Your objective - Type out all the records again exactly.

===== Record set

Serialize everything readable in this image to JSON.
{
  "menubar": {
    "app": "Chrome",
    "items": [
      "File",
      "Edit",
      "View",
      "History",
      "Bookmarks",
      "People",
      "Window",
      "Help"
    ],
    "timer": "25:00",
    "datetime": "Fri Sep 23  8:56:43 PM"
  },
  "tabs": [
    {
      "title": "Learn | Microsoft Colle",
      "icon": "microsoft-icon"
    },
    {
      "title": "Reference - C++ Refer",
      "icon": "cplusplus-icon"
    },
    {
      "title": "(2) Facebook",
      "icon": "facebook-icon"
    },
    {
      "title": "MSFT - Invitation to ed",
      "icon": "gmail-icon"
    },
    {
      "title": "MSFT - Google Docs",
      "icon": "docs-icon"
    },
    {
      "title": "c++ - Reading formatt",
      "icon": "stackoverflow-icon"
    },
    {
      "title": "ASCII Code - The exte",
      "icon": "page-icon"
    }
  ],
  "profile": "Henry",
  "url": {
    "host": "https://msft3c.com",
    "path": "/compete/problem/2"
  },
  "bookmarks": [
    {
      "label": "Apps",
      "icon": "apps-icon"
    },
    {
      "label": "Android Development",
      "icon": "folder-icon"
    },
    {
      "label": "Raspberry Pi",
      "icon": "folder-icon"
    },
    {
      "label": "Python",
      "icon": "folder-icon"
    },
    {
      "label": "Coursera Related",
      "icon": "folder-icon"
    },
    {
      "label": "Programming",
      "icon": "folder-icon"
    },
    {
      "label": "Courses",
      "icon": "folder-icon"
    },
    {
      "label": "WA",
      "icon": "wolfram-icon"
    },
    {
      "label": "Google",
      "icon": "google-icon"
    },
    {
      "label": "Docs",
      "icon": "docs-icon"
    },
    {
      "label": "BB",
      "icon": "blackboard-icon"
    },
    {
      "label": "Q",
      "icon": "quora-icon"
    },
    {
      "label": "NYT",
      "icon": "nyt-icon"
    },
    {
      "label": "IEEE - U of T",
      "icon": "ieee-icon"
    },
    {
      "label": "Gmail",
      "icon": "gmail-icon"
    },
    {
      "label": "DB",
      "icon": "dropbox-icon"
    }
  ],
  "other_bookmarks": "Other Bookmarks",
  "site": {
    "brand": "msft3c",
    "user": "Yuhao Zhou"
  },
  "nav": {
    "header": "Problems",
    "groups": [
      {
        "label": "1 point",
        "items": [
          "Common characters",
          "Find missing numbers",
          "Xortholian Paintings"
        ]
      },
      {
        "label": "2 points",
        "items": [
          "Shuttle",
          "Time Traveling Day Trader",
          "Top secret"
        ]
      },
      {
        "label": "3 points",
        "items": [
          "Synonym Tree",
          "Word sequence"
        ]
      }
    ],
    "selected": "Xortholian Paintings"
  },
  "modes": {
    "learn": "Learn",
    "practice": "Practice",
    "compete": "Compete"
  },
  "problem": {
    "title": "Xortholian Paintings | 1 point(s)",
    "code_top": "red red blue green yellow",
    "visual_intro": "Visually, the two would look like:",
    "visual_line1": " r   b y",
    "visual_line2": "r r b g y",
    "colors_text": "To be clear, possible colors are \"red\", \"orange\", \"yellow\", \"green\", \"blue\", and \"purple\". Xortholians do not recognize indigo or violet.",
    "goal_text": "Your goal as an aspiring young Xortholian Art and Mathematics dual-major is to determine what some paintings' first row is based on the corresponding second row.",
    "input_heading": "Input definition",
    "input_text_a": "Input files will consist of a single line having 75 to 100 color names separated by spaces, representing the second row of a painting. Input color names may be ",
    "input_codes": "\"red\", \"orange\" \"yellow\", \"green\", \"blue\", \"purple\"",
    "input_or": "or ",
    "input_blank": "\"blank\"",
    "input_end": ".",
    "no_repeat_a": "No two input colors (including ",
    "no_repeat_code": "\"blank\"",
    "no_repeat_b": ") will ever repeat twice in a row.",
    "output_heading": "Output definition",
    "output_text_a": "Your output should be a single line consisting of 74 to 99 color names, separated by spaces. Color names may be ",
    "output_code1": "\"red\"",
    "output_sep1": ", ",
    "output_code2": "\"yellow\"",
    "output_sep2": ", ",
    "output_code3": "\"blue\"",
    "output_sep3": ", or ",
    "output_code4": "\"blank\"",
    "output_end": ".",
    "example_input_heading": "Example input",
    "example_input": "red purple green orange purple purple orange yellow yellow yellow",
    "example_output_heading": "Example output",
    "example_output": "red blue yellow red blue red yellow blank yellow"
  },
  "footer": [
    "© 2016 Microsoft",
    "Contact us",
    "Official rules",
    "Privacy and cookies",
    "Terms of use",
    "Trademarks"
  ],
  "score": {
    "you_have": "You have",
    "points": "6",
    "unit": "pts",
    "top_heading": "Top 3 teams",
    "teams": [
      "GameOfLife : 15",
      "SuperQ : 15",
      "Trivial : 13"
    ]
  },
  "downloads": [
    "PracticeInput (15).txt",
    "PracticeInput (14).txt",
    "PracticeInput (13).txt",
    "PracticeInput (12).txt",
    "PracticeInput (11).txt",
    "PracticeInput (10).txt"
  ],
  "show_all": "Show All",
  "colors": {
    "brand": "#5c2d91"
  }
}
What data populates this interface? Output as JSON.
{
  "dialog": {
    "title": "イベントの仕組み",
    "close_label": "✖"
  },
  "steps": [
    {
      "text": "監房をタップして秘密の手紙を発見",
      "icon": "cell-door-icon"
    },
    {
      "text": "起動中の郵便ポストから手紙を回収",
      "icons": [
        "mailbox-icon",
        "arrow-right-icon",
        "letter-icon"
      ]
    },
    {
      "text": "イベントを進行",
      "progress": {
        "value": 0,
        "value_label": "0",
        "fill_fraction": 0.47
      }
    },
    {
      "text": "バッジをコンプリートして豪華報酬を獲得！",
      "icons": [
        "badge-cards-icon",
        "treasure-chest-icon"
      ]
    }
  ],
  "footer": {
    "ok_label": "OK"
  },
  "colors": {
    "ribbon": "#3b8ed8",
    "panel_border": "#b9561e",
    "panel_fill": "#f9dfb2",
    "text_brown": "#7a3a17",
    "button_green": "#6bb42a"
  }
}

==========

Result -
Serialize everything readable in this image to JSON.
{
  "menubar": {
    "app": "Chrome",
    "items": [
      "File",
      "Edit",
      "View",
      "History",
      "Bookmarks",
      "People",
      "Window",
      "Help"
    ],
    "timer": "25:00",
    "datetime": "Fri Sep 23  8:56:43 PM"
  },
  "tabs": [
    {
      "title": "Learn | Microsoft Colle",
      "icon": "microsoft-icon"
    },
    {
      "title": "Reference - C++ Refer",
      "icon": "cplusplus-icon"
    },
    {
      "title": "(2) Facebook",
      "icon": "facebook-icon"
    },
    {
      "title": "MSFT - Invitation to ed",
      "icon": "gmail-icon"
    },
    {
      "title": "MSFT - Google Docs",
      "icon": "docs-icon"
    },
    {
      "title": "c++ - Reading formatt",
      "icon": "stackoverflow-icon"
    },
    {
      "title": "ASCII Code - The exte",
      "icon": "page-icon"
    }
  ],
  "profile": "Henry",
  "url": {
    "host": "https://msft3c.com",
    "path": "/compete/problem/2"
  },
  "bookmarks": [
    {
      "label": "Apps",
      "icon": "apps-icon"
    },
    {
      "label": "Android Development",
      "icon": "folder-icon"
    },
    {
      "label": "Raspberry Pi",
      "icon": "folder-icon"
    },
    {
      "label": "Python",
      "icon": "folder-icon"
    },
    {
      "label": "Coursera Related",
      "icon": "folder-icon"
    },
    {
      "label": "Programming",
      "icon": "folder-icon"
    },
    {
      "label": "Courses",
      "icon": "folder-icon"
    },
    {
      "label": "WA",
      "icon": "wolfram-icon"
    },
    {
      "label": "Google",
      "icon": "google-icon"
    },
    {
      "label": "Docs",
      "icon": "docs-icon"
    },
    {
      "label": "BB",
      "icon": "blackboard-icon"
    },
    {
      "label": "Q",
      "icon": "quora-icon"
    },
    {
      "label": "NYT",
      "icon": "nyt-icon"
    },
    {
      "label": "IEEE - U of T",
      "icon": "ieee-icon"
    },
    {
      "label": "Gmail",
      "icon": "gmail-icon"
    },
    {
      "label": "DB",
      "icon": "dropbox-icon"
    }
  ],
  "other_bookmarks": "Other Bookmarks",
  "site": {
    "brand": "msft3c",
    "user": "Yuhao Zhou"
  },
  "nav": {
    "header": "Problems",
    "groups": [
      {
        "label": "1 point",
        "items": [
          "Common characters",
          "Find missing numbers",
          "Xortholian Paintings"
        ]
      },
      {
        "label": "2 points",
        "items": [
          "Shuttle",
          "Time Traveling Day Trader",
          "Top secret"
        ]
      },
      {
        "label": "3 points",
        "items": [
          "Synonym Tree",
          "Word sequence"
        ]
      }
    ],
    "selected": "Xortholian Paintings"
  },
  "modes": {
    "learn": "Learn",
    "practice": "Practice",
    "compete": "Compete"
  },
  "problem": {
    "title": "Xortholian Paintings | 1 point(s)",
    "code_top": "red red blue green yellow",
    "visual_intro": "Visually, the two would look like:",
    "visual_line1": " r   b y",
    "visual_line2": "r r b g y",
    "colors_text": "To be clear, possible colors are \"red\", \"orange\", \"yellow\", \"green\", \"blue\", and \"purple\". Xortholians do not recognize indigo or violet.",
    "goal_text": "Your goal as an aspiring young Xortholian Art and Mathematics dual-major is to determine what some paintings' first row is based on the corresponding second row.",
    "input_heading": "Input definition",
    "input_text_a": "Input files will consist of a single line having 75 to 100 color names separated by spaces, representing the second row of a painting. Input color names may be ",
    "input_codes": "\"red\", \"orange\" \"yellow\", \"green\", \"blue\", \"purple\"",
    "input_or": "or ",
    "input_blank": "\"blank\"",
    "input_end": ".",
    "no_repeat_a": "No two input colors (including ",
    "no_repeat_code": "\"blank\"",
    "no_repeat_b": ") will ever repeat twice in a row.",
    "output_heading": "Output definition",
    "output_text_a": "Your output should be a single line consisting of 74 to 99 color names, separated by spaces. Color names may be ",
    "output_code1": "\"red\"",
    "output_sep1": ", ",
    "output_code2": "\"yellow\"",
    "output_sep2": ", ",
    "output_code3": "\"blue\"",
    "output_sep3": ", or ",
    "output_code4": "\"blank\"",
    "output_end": ".",
    "example_input_heading": "Example input",
    "example_input": "red purple green orange purple purple orange yellow yellow yellow",
    "example_output_heading": "Example output",
    "example_output": "red blue yellow red blue red yellow blank yellow"
  },
  "footer": [
    "© 2016 Microsoft",
    "Contact us",
    "Official rules",
    "Privacy and cookies",
    "Terms of use",
    "Trademarks"
  ],
  "score": {
    "you_have": "You have",
    "points": "6",
    "unit": "pts",
    "top_heading": "Top 3 teams",
    "teams": [
      "GameOfLife : 15",
      "SuperQ : 15",
      "Trivial : 13"
    ]
  },
  "downloads": [
    "PracticeInput (15).txt",
    "PracticeInput (14).txt",
    "PracticeInput (13).txt",
    "PracticeInput (12).txt",
    "PracticeInput (11).txt",
    "PracticeInput (10).txt"
  ],
  "show_all": "Show All",
  "colors": {
    "brand": "#5c2d91"
  }
}
What data populates this interface? Output as JSON.
{
  "dialog": {
    "title": "イベントの仕組み",
    "close_label": "✖"
  },
  "steps": [
    {
      "text": "監房をタップして秘密の手紙を発見",
      "icon": "cell-door-icon"
    },
    {
      "text": "起動中の郵便ポストから手紙を回収",
      "icons": [
        "mailbox-icon",
        "arrow-right-icon",
        "letter-icon"
      ]
    },
    {
      "text": "イベントを進行",
      "progress": {
        "value": 0,
        "value_label": "0",
        "fill_fraction": 0.47
      }
    },
    {
      "text": "バッジをコンプリートして豪華報酬を獲得！",
      "icons": [
        "badge-cards-icon",
        "treasure-chest-icon"
      ]
    }
  ],
  "footer": {
    "ok_label": "OK"
  },
  "colors": {
    "ribbon": "#3b8ed8",
    "panel_border": "#b9561e",
    "panel_fill": "#f9dfb2",
    "text_brown": "#7a3a17",
    "button_green": "#6bb42a"
  }
}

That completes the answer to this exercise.